According to the South China Morning Post, the number of such programs – applications smaller than 10 megabytes that run instantly on WeChat’s interface without having to be downloaded separately – almost doubled in the first half of this year.
And data from Aldwx.co, a third-party statistics platform, indicated that the proportion of users who return the next day to use the app had also almost doubled over a broadly similar time span, from 13.2% in November to 25.5% in June.
Gaming is proving particularly popular. More than a third of users play games on the platform, with, for example, the Jump Jump game attracting 400 million players in less than three days after it was made available on WeChat’s homepage.
Brands as varied as milk producer Mengniu Dairy and property developer Wanda, meanwhile, are exploring the shopping and advertising possibilities that mini-programs offer.
“You can have ad formats in there – it’s quite a premium spot,” Christian Solomon, Chief Digital Officer at Mediacom China, told WARC recently. (For more, read What’s new for media and retail in China.)

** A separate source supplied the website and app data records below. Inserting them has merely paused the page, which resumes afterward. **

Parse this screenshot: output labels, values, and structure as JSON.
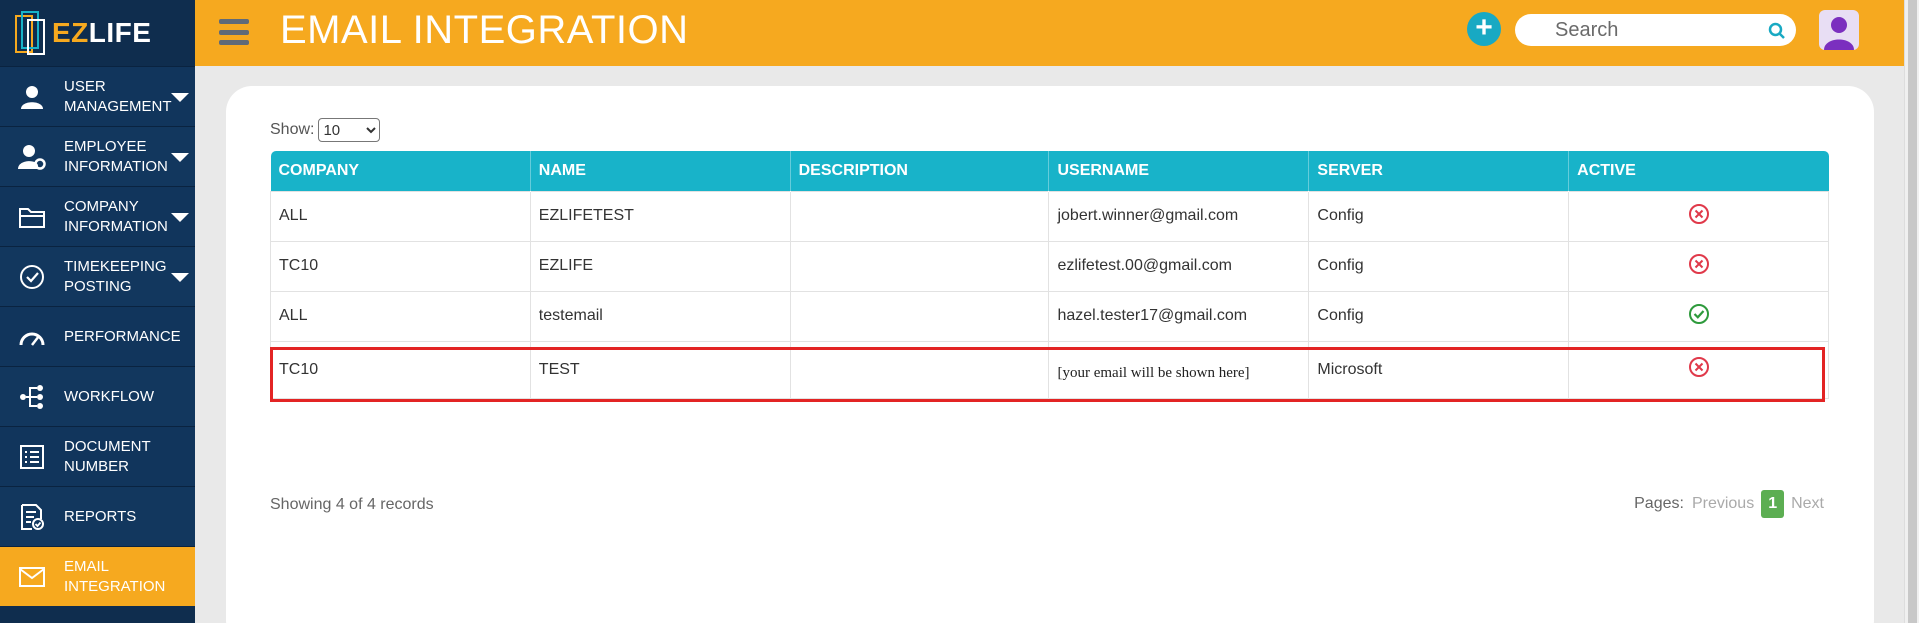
{
  "brand": {
    "ez": "EZ",
    "life": "LIFE"
  },
  "header": {
    "title": "EMAIL INTEGRATION",
    "add_label": "+",
    "search_placeholder": "Search"
  },
  "sidebar": {
    "items": [
      {
        "label": "USER MANAGEMENT",
        "icon": "user-icon",
        "has_caret": true
      },
      {
        "label": "EMPLOYEE INFORMATION",
        "icon": "user-gear-icon",
        "has_caret": true
      },
      {
        "label": "COMPANY INFORMATION",
        "icon": "folder-icon",
        "has_caret": true
      },
      {
        "label": "TIMEKEEPING POSTING",
        "icon": "check-circle-icon",
        "has_caret": true
      },
      {
        "label": "PERFORMANCE",
        "icon": "gauge-icon",
        "has_caret": false
      },
      {
        "label": "WORKFLOW",
        "icon": "workflow-icon",
        "has_caret": false
      },
      {
        "label": "DOCUMENT NUMBER",
        "icon": "list-icon",
        "has_caret": false
      },
      {
        "label": "REPORTS",
        "icon": "report-icon",
        "has_caret": false
      },
      {
        "label": "EMAIL INTEGRATION",
        "icon": "envelope-icon",
        "has_caret": false,
        "active": true
      }
    ]
  },
  "controls": {
    "show_label": "Show:",
    "page_size": "10",
    "page_size_options": [
      "10"
    ]
  },
  "table": {
    "columns": [
      "COMPANY",
      "NAME",
      "DESCRIPTION",
      "USERNAME",
      "SERVER",
      "ACTIVE"
    ],
    "rows": [
      {
        "company": "ALL",
        "name": "EZLIFETEST",
        "description": "",
        "username": "jobert.winner@gmail.com",
        "server": "Config",
        "active": false
      },
      {
        "company": "TC10",
        "name": "EZLIFE",
        "description": "",
        "username": "ezlifetest.00@gmail.com",
        "server": "Config",
        "active": false
      },
      {
        "company": "ALL",
        "name": "testemail",
        "description": "",
        "username": "hazel.tester17@gmail.com",
        "server": "Config",
        "active": true
      },
      {
        "company": "TC10",
        "name": "TEST",
        "description": "",
        "username": "[your email will be shown here]",
        "server": "Microsoft",
        "active": false
      }
    ]
  },
  "footer": {
    "records_text": "Showing 4 of 4 records",
    "pages_label": "Pages:",
    "previous": "Previous",
    "current_page": "1",
    "next": "Next"
  },
  "colors": {
    "header": "#f6a91f",
    "sidebar": "#0f2d4e",
    "table_header": "#18b3c9",
    "inactive": "#e0394a",
    "active": "#2e9a3c",
    "highlight_outline": "#e32424",
    "page_badge": "#5cae52"
  }
}
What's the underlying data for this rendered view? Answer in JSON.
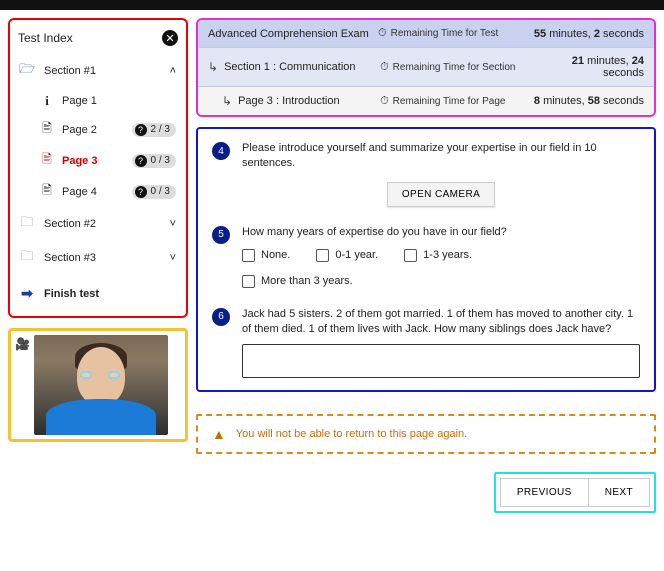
{
  "sidebar": {
    "title": "Test Index",
    "sections": [
      {
        "label": "Section #1",
        "expanded": true
      },
      {
        "label": "Section #2",
        "expanded": false
      },
      {
        "label": "Section #3",
        "expanded": false
      }
    ],
    "pages": [
      {
        "label": "Page 1",
        "badge": null
      },
      {
        "label": "Page 2",
        "badge": "2 / 3"
      },
      {
        "label": "Page 3",
        "badge": "0 / 3",
        "active": true
      },
      {
        "label": "Page 4",
        "badge": "0 / 3"
      }
    ],
    "finish": "Finish test"
  },
  "timers": {
    "rows": [
      {
        "title": "Advanced Comprehension Exam",
        "mid": "Remaining Time for Test",
        "min": "55",
        "min_unit": "minutes,",
        "sec": "2",
        "sec_unit": "seconds"
      },
      {
        "title": "Section 1  : Communication",
        "mid": "Remaining Time for Section",
        "min": "21",
        "min_unit": "minutes,",
        "sec": "24",
        "sec_unit": "seconds"
      },
      {
        "title": "Page 3  :  Introduction",
        "mid": "Remaining Time for Page",
        "min": "8",
        "min_unit": "minutes,",
        "sec": "58",
        "sec_unit": "seconds"
      }
    ]
  },
  "questions": {
    "q4": {
      "num": "4",
      "text": "Please introduce yourself and summarize your expertise in our field in 10 sentences.",
      "button": "OPEN CAMERA"
    },
    "q5": {
      "num": "5",
      "text": "How many years of expertise do you have in our field?",
      "opts": [
        "None.",
        "0-1 year.",
        "1-3 years.",
        "More than 3 years."
      ]
    },
    "q6": {
      "num": "6",
      "text": "Jack had 5 sisters. 2 of them got married. 1 of them has moved to another city. 1 of them died. 1 of them lives with Jack. How many siblings does Jack have?"
    }
  },
  "warning": "You will not be able to return to this page again.",
  "nav": {
    "prev": "PREVIOUS",
    "next": "NEXT"
  }
}
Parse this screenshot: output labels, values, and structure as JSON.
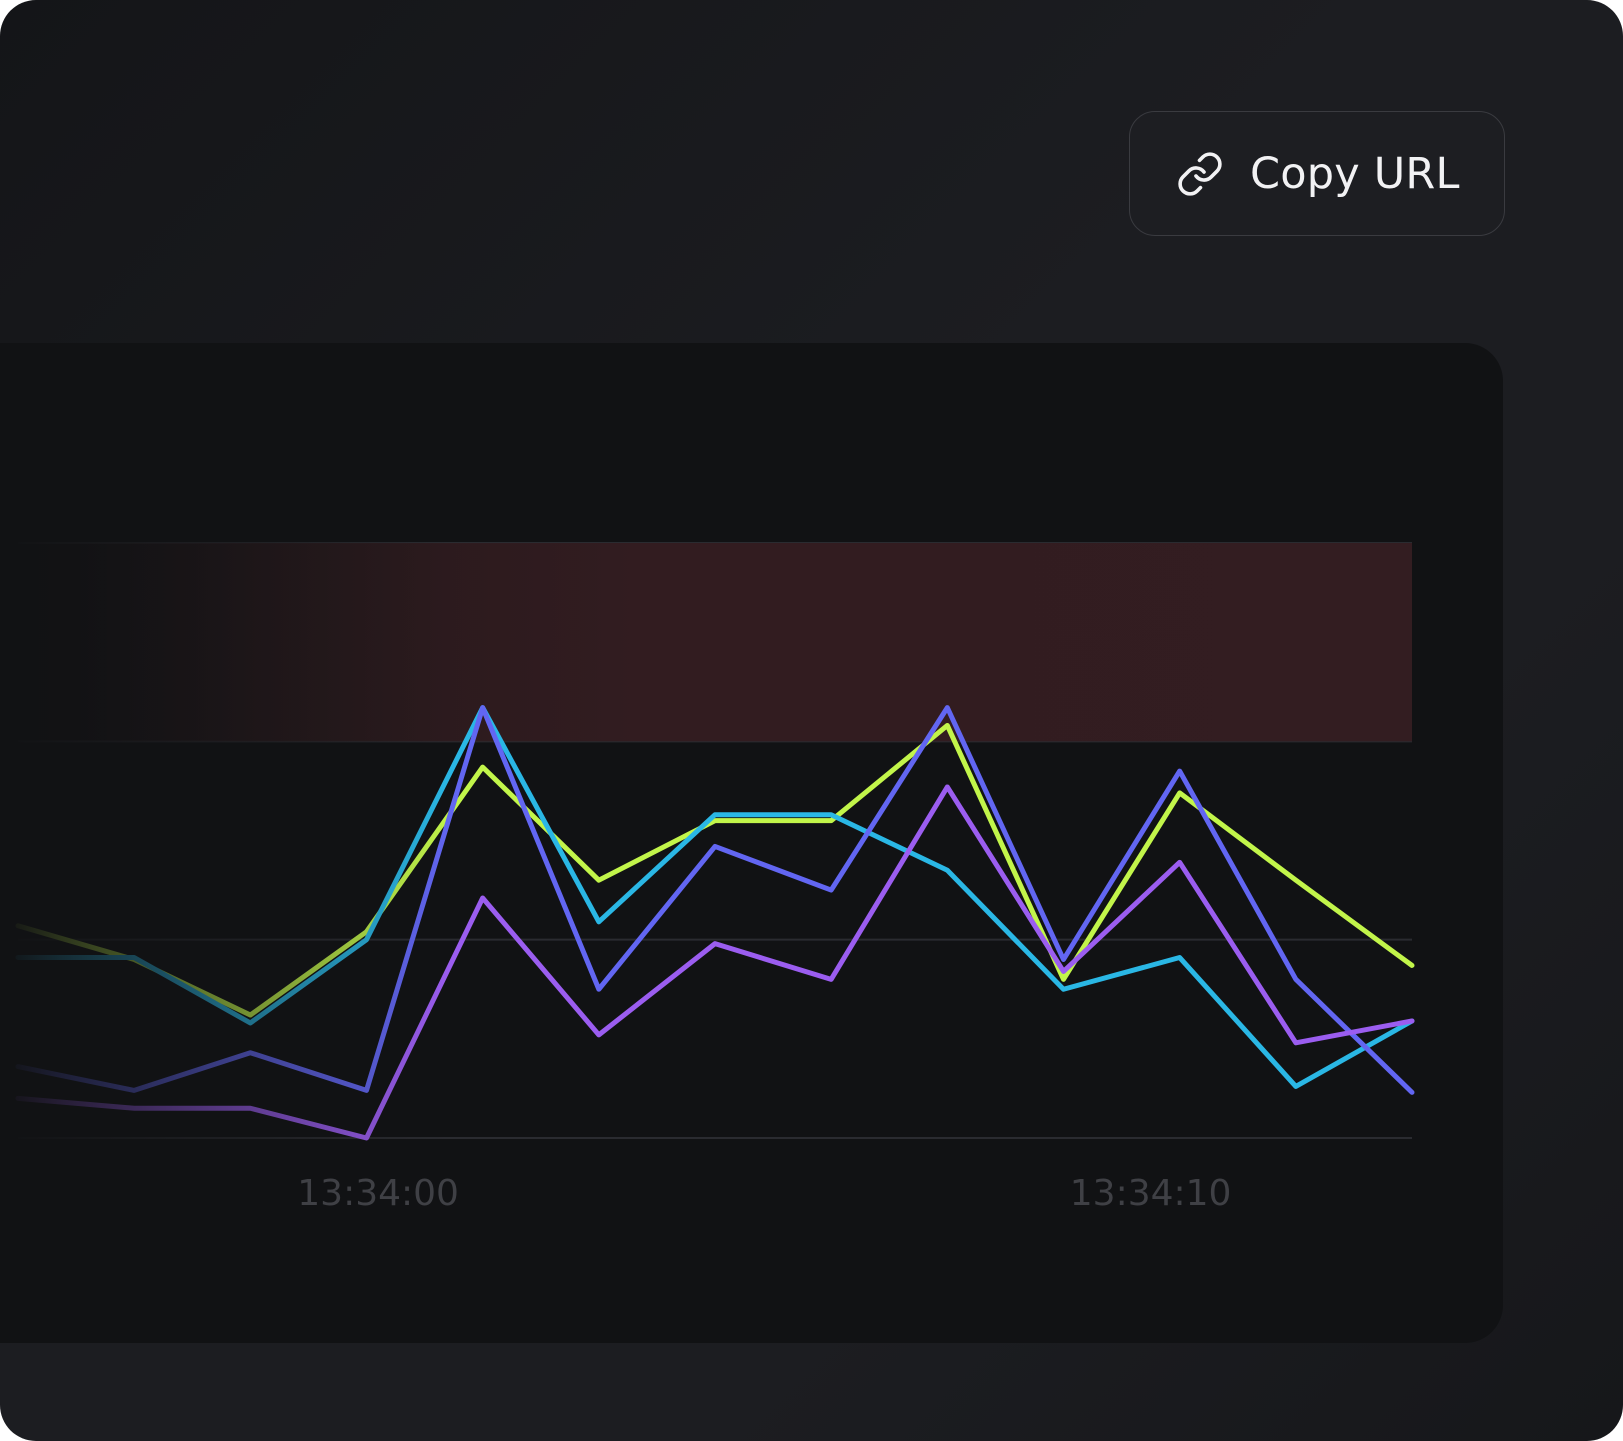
{
  "toolbar": {
    "copy_url_label": "Copy URL",
    "copy_url_icon": "link-icon"
  },
  "colors": {
    "background": "#1c1d21",
    "panel": "#111214",
    "threshold": "#e5484d",
    "threshold_band": "#311c20"
  },
  "chart_data": {
    "type": "line",
    "x": [
      0,
      1,
      2,
      3,
      4,
      5,
      6,
      7,
      8,
      9,
      10,
      11,
      12
    ],
    "tick_labels": [
      {
        "x": 3.1,
        "label": "13:34:00"
      },
      {
        "x": 9.75,
        "label": "13:34:10"
      }
    ],
    "ylim": [
      0,
      3
    ],
    "gridlines": [
      0,
      1,
      2,
      3
    ],
    "threshold": 2,
    "series": [
      {
        "color": "#c2f54a",
        "values": [
          1.07,
          0.9,
          0.62,
          1.04,
          1.87,
          1.3,
          1.6,
          1.6,
          2.08,
          0.8,
          1.74,
          1.3,
          0.87
        ]
      },
      {
        "color": "#2ab7e5",
        "values": [
          0.91,
          0.91,
          0.58,
          1.0,
          2.17,
          1.09,
          1.63,
          1.63,
          1.35,
          0.75,
          0.91,
          0.26,
          0.59
        ]
      },
      {
        "color": "#6266f2",
        "values": [
          0.36,
          0.24,
          0.43,
          0.24,
          2.17,
          0.75,
          1.47,
          1.25,
          2.17,
          0.9,
          1.85,
          0.8,
          0.23
        ]
      },
      {
        "color": "#9b5df0",
        "values": [
          0.2,
          0.15,
          0.15,
          0.0,
          1.21,
          0.52,
          0.98,
          0.8,
          1.77,
          0.84,
          1.39,
          0.48,
          0.59
        ]
      }
    ]
  }
}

“It can be video, it can be pop-up, images you can click and then you can go directly into purchase on Jingdong or into a brand’s own boutique or a brand’s own WeChat store,” he explained.
By using these mini-programs, shoppers are able to shop on WeChat from product discovery to payment, without ever leaving the app.
“(WeChat) is promoting that pretty heavily, so they've opened up a whole lot of different ad formats that link into it,” Solomon continued.
“So, for example, in WeChat search, the top listing is a link into the mini-program. If your brand doesn't have a mini-program, then you won’t show up on the top.”
Sourced from South China Morning Post; additional content by WARC staff